by Warren Murphy
His name was Remo and he knew what justice was.
A Gross Business
Wesley Pruiss was just a misunderstood and misled publishing entrepreneur. The dirtier his little magazine got the more money he made. There seemed to be no limit to the dirt of the money. His full-color monthly, called Gross, soon spawned a chain of raunchy nightclubs ("Gossouts") and now a spectacular motion picture was being planned. Disgusting. UnAmerican, even.
Enter Remo and Chiun. Not to destroy, but to protect! Disgusting, but very American.
Who'd want to kill a dirty publisher? Why worry about the rottenest, most depraved publication in history?
Because of the oil industry and their concern over the growth of solar energy, obviously. Oil makes the world go 'round. It's be perverse to think otherwise.

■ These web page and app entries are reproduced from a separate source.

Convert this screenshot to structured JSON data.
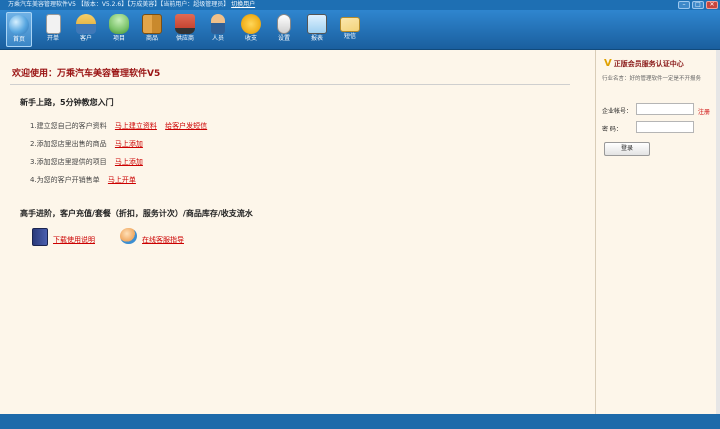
{
  "titlebar": {
    "title": "万乘汽车美容管理软件V5 【版本：V5.2.6】【万成美容】【当前用户：超级管理员】",
    "switch_user": "切换用户",
    "buttons": [
      "–",
      "□",
      "✕"
    ]
  },
  "toolbar": {
    "items": [
      {
        "label": "首页",
        "icon": "home-globe-icon",
        "color": "#57a6e0"
      },
      {
        "label": "开单",
        "icon": "clipboard-icon",
        "color": "#f2f2f2"
      },
      {
        "label": "客户",
        "icon": "customers-icon",
        "color": "#e8b84a"
      },
      {
        "label": "项目",
        "icon": "robot-icon",
        "color": "#7cc36b"
      },
      {
        "label": "商品",
        "icon": "boxes-icon",
        "color": "#c9892d"
      },
      {
        "label": "供应商",
        "icon": "truck-icon",
        "color": "#c64532"
      },
      {
        "label": "人员",
        "icon": "person-icon",
        "color": "#f0c08a"
      },
      {
        "label": "收支",
        "icon": "coin-icon",
        "color": "#f2b21e"
      },
      {
        "label": "设置",
        "icon": "mouse-icon",
        "color": "#e6e6e6"
      },
      {
        "label": "报表",
        "icon": "chart-monitor-icon",
        "color": "#9fd0f0"
      },
      {
        "label": "短信",
        "icon": "envelope-icon",
        "color": "#f3d37a"
      }
    ]
  },
  "main": {
    "welcome": "欢迎使用：万乘汽车美容管理软件V5",
    "quick_title": "新手上路，5分钟教您入门",
    "steps": [
      {
        "text": "1.建立您自己的客户资料",
        "links": [
          "马上建立资料",
          "给客户发短信"
        ]
      },
      {
        "text": "2.添加您店里出售的商品",
        "links": [
          "马上添加"
        ]
      },
      {
        "text": "3.添加您店里提供的项目",
        "links": [
          "马上添加"
        ]
      },
      {
        "text": "4.为您的客户开销售单",
        "links": [
          "马上开单"
        ]
      }
    ],
    "advanced_title": "高手进阶，客户充值/套餐（折扣，服务计次）/商品库存/收支流水",
    "download_manual": "下载使用说明",
    "online_help": "在线客服指导"
  },
  "sidebar": {
    "title": "正版会员服务认证中心",
    "subtitle": "行业名言：好的管理软件一定是不开报务",
    "account_label": "企业帐号：",
    "password_label": "密    码：",
    "register": "注册",
    "login": "登录"
  }
}
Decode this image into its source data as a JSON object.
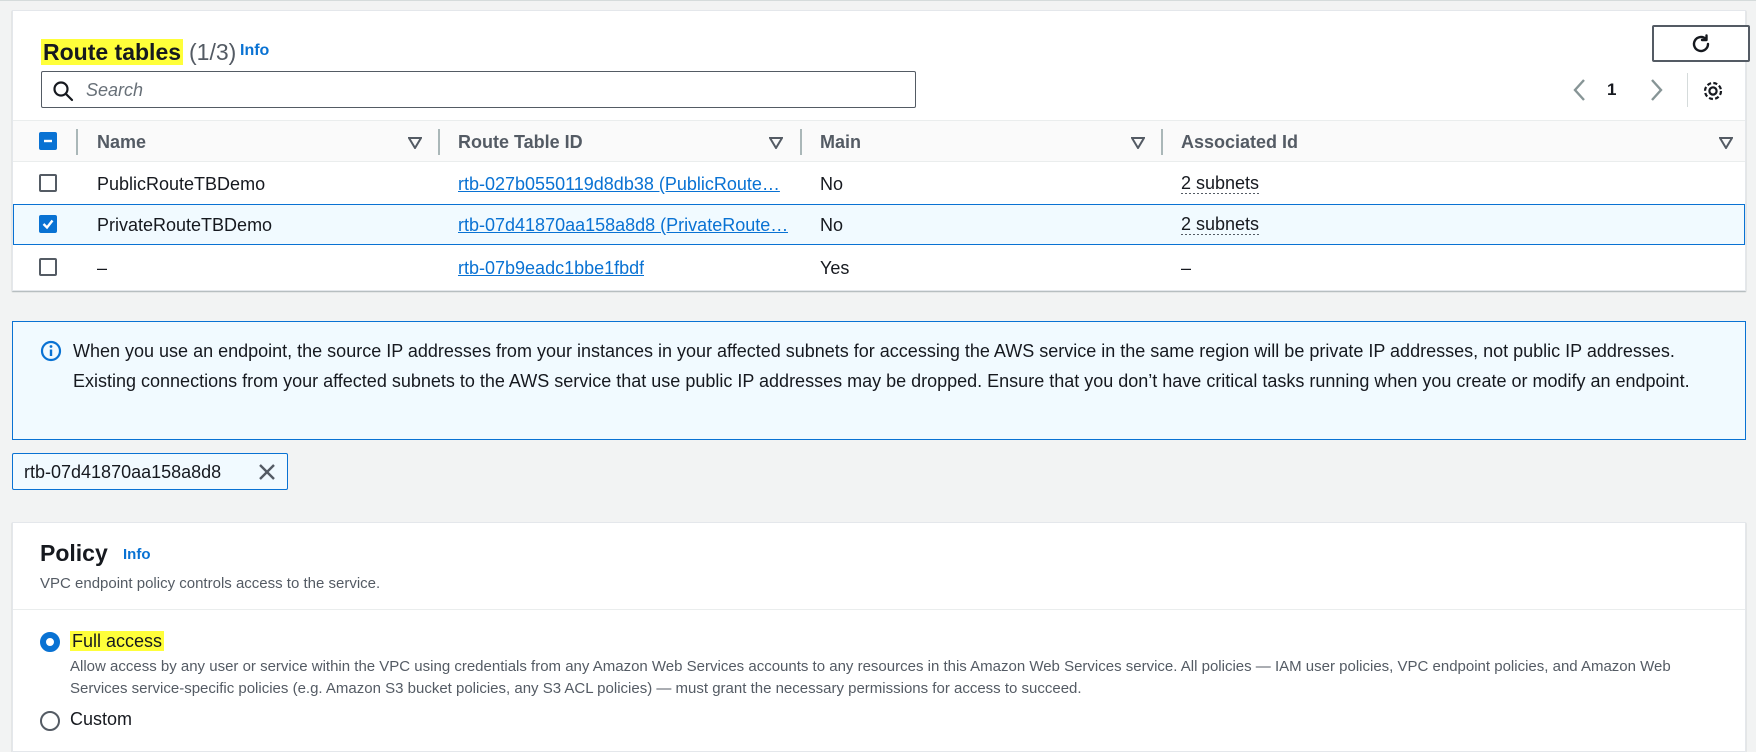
{
  "route_tables": {
    "title": "Route tables",
    "count": "(1/3)",
    "info": "Info",
    "search_placeholder": "Search",
    "page": "1",
    "columns": [
      "Name",
      "Route Table ID",
      "Main",
      "Associated Id"
    ],
    "rows": [
      {
        "name": "PublicRouteTBDemo",
        "id": "rtb-027b0550119d8db38 (PublicRoute…",
        "main": "No",
        "assoc": "2 subnets",
        "selected": false
      },
      {
        "name": "PrivateRouteTBDemo",
        "id": "rtb-07d41870aa158a8d8 (PrivateRoute…",
        "main": "No",
        "assoc": "2 subnets",
        "selected": true
      },
      {
        "name": "–",
        "id": "rtb-07b9eadc1bbe1fbdf",
        "main": "Yes",
        "assoc": "–",
        "selected": false
      }
    ]
  },
  "alert": {
    "text": "When you use an endpoint, the source IP addresses from your instances in your affected subnets for accessing the AWS service in the same region will be private IP addresses, not public IP addresses. Existing connections from your affected subnets to the AWS service that use public IP addresses may be dropped. Ensure that you don’t have critical tasks running when you create or modify an endpoint."
  },
  "token": {
    "label": "rtb-07d41870aa158a8d8"
  },
  "policy": {
    "title": "Policy",
    "info": "Info",
    "description": "VPC endpoint policy controls access to the service.",
    "options": [
      {
        "label": "Full access",
        "description": "Allow access by any user or service within the VPC using credentials from any Amazon Web Services accounts to any resources in this Amazon Web Services service. All policies — IAM user policies, VPC endpoint policies, and Amazon Web Services service-specific policies (e.g. Amazon S3 bucket policies, any S3 ACL policies) — must grant the necessary permissions for access to succeed.",
        "selected": true
      },
      {
        "label": "Custom",
        "selected": false
      }
    ]
  },
  "colors": {
    "accent": "#0972d3",
    "highlight": "#ffff3a",
    "text": "#16191f",
    "muted": "#545b64"
  }
}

...as you'll quickly learn in this thirty-sixth volume in the violent chronicle of the Destroyer, the invincible shatterer of worlds from Sinanju.
Review: This is a thoroughly mediocre book. It's a standard "protect the target from the unknown assassin" theme again. The only thing unusual, is that the protectee is based on Larry Flint, the publisher of Hustler. There are some good scenes, but overall, there is little special about Power Play.
Power Play runs out of juice and gets ½.